### Description of the task:
Records follow. Select each line holding "过账期间变式为空".

Data for this task START

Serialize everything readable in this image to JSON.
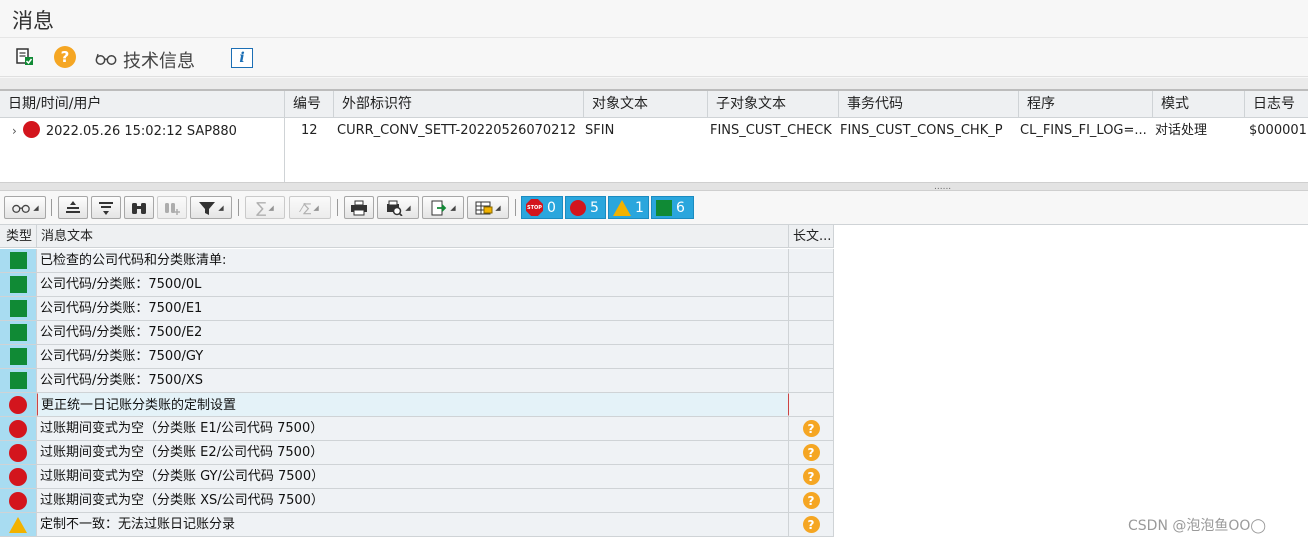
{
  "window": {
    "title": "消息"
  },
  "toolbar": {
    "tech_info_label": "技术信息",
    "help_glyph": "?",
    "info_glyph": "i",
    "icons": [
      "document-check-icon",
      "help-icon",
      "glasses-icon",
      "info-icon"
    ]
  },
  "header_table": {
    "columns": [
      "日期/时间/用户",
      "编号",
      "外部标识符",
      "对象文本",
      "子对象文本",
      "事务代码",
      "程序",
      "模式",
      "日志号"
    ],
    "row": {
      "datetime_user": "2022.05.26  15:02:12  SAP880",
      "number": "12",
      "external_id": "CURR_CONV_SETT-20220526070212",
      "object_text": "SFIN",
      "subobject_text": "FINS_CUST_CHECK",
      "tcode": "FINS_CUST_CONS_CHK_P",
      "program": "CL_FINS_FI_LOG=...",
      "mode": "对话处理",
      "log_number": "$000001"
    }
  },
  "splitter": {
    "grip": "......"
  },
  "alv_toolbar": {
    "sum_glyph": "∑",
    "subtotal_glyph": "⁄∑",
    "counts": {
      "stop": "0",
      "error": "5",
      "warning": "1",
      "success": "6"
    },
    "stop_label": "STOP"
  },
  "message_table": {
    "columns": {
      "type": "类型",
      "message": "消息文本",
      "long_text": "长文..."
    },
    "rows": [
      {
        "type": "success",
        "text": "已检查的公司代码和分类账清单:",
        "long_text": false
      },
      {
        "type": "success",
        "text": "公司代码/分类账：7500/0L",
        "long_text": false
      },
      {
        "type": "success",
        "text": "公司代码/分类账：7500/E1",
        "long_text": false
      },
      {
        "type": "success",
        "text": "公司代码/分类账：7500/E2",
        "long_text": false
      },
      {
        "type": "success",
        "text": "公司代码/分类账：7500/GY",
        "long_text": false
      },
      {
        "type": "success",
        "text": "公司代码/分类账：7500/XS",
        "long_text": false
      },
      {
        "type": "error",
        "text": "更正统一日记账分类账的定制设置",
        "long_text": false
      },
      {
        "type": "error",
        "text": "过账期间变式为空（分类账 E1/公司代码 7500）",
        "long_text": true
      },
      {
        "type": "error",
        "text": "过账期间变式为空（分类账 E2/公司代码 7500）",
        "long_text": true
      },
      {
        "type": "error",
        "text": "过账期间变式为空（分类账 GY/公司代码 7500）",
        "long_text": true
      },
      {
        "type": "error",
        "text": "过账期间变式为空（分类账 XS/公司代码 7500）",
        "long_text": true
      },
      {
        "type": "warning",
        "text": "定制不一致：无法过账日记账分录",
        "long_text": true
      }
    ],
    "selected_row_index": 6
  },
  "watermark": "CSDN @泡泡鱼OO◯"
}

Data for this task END

### Your solution:
        "text": "过账期间变式为空（分类账 E1/公司代码 7500）",
        "text": "过账期间变式为空（分类账 E2/公司代码 7500）",
        "text": "过账期间变式为空（分类账 GY/公司代码 7500）",
        "text": "过账期间变式为空（分类账 XS/公司代码 7500）",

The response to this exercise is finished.